24 October 2005

4   The relevant provisions of the Scotland Act appear largely to be a "read-across" from the Westminster arrangements (much of which is not laid down in statute), and the drafters may not always have fully appreciated the distinctions underlying the two parliaments. Back

5   The Northern Ireland Assembly is presumably so called, rather than the Northern Ireland Parliament, for obvious historical reasons. Back

6   The formal separation will remove any practical difficulties the present Assembly may have had in joining fully the family of parliaments worldwide, and their activities and organisations. Back

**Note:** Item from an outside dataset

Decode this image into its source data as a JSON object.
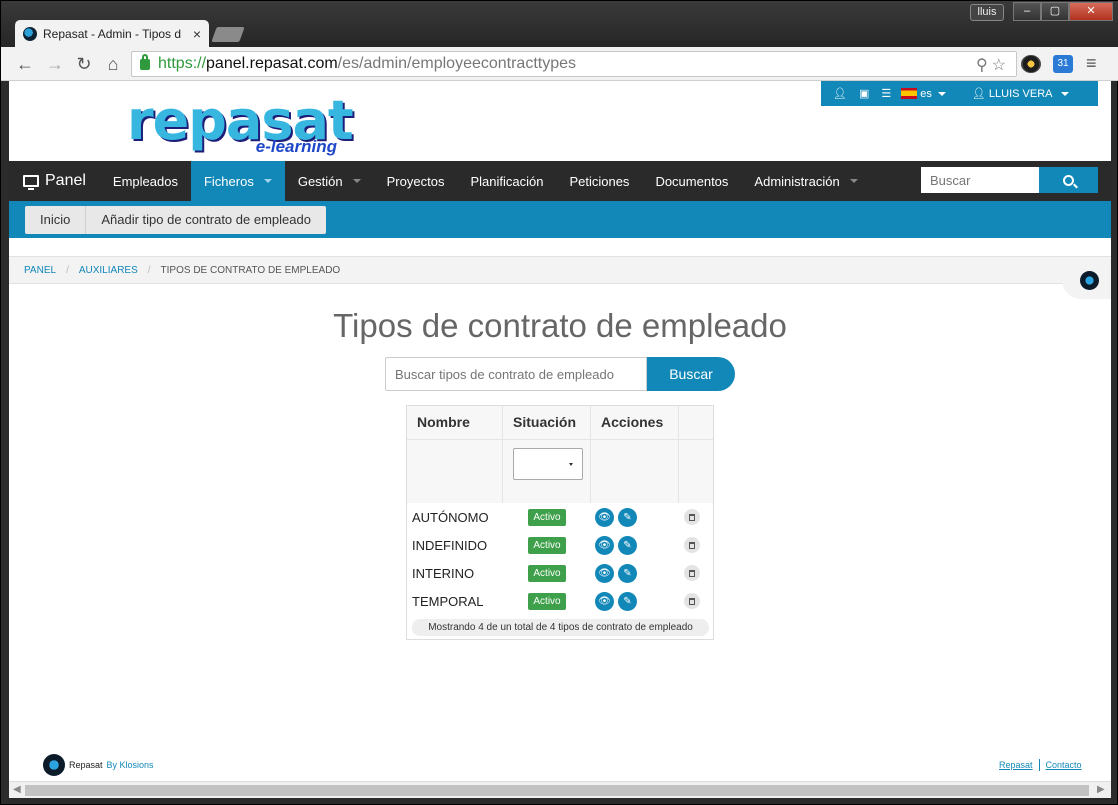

7   After all, the "informal" use of "Minister" and "Welsh Assembly Government" (created by devolved "ministers") is to be given statutory recognition by the new legislation (para 2.6). Back

8   Actually the Scottish position, under the Scotland Act 1998, is more complicated, as "Scottish Executive", in its statutory sense, does not include "junior ministers" (s44) and so is not the whole ministerial team, but what loosely may be thought of as the senior/cabinet ministerial team. See further, the Stair Memorial Encyclopaedia, Constitutional Law volume 2002 Reissue, paras 391-3; and two early Scottish Parliament briefings: The New Scottish Government, May 1999, SM SP10, and The Devolved Scottish Government: a Guide to the Terminology, December 1999, RN 99-54. Back

9   See O Gay and B Winetrobe, Officers of Parliament: Transforming the Role, Constitution Unit, UCL, 2003. These authors are currently undertaking further research in this area, looking at Westminster and the devolved parliaments/assemblies. Back

10   That the SOs would contain the new legislative procedures does not justify the proposal. Back

11   The position in Wales since 1999 is different because the Assembly's revisions of SOs were, in large measure, attempts to work round the inflexibilities of the "corporate body" structure and other restrictive provisions of the 1998 Act. Back

12   To foreshadow the formal separation, the Assembly, for this purpose, should not include Ministers as such, and the process should operate on a non-partisan, collegiate, rather than on a party, basis. This may include provisions for "special majorities" and other safeguards. Back

13   The notion of "Assembly-made" secondary legislation under the proposed regime appears to create a novel tier of legislation in the UK, which may have implications for judicial interpretation and review. Back

14   Paras 4.4-4.5 are not entirely clear on this point. Back

15   Notwithstanding s5(5)(c) of the 1998 Act, which should be repealed. Back

16   If successful in both, statutory procedures would ensure that they could only sit for one. Back

17   Any such prohibition may well be suspect under human rights legislation. Back

18   Scotland's Parliament, Cm 3658, para 9.1. Back

19   The Secretary of State betrayed a worrying "something should be done about it" attitude when threatening provisions in the legislation to prevent "abuses" of AMs allowances during Welsh Questions in the Commons on 20 July. Such matters should normally be for the Assembly to determine through Codes of Conduct and the like. Back

previous page contents next page

House of Commons home page Parliament home page House of Lords home page search page enquiries index

© Parliamentary copyright 2005
Prepared 13 December 2005